◆ Assigned task ◆
Please work out how many of the lines below include "Make". Only the number should be given.

------------------------

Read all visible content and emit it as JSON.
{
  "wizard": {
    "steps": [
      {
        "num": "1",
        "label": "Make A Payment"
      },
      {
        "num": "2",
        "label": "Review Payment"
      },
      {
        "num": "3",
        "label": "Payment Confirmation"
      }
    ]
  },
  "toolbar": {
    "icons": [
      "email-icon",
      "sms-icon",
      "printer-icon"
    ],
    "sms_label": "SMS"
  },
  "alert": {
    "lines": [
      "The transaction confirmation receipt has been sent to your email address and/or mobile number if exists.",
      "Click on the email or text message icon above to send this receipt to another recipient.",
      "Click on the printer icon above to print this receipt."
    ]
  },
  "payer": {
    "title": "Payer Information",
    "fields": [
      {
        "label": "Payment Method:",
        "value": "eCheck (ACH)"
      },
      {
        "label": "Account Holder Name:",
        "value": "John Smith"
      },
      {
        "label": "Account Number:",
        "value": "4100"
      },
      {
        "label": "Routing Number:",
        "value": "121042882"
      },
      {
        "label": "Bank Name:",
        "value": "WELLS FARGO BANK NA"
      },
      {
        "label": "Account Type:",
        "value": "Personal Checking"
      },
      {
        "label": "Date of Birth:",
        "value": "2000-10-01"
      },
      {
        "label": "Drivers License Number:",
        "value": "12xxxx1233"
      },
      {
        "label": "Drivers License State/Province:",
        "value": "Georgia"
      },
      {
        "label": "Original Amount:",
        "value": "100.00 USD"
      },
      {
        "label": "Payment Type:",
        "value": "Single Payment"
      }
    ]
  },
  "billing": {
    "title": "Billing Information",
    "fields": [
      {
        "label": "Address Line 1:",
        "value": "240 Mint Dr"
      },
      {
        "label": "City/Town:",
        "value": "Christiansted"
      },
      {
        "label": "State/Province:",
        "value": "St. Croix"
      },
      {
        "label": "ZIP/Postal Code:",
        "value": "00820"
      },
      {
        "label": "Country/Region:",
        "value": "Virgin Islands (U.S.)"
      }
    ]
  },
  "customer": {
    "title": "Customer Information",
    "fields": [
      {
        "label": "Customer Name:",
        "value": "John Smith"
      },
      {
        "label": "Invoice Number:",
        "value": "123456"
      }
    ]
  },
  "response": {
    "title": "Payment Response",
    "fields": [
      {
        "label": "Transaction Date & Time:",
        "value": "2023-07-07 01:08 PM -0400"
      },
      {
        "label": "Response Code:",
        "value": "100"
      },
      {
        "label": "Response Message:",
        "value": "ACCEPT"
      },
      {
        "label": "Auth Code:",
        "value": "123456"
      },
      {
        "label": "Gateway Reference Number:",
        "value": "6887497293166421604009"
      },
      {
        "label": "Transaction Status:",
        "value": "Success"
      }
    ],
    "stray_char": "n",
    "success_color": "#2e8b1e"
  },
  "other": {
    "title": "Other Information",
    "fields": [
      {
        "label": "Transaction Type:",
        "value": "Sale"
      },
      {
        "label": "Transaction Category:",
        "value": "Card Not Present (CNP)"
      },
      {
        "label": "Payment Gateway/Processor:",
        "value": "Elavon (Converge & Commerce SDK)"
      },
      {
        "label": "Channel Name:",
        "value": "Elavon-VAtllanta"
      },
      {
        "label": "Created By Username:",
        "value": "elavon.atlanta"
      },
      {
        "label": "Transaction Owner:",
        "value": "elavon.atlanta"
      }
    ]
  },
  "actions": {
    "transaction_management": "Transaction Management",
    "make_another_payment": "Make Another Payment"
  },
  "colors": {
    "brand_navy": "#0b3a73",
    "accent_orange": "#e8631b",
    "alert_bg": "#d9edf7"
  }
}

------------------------

◆ Response below ◆
2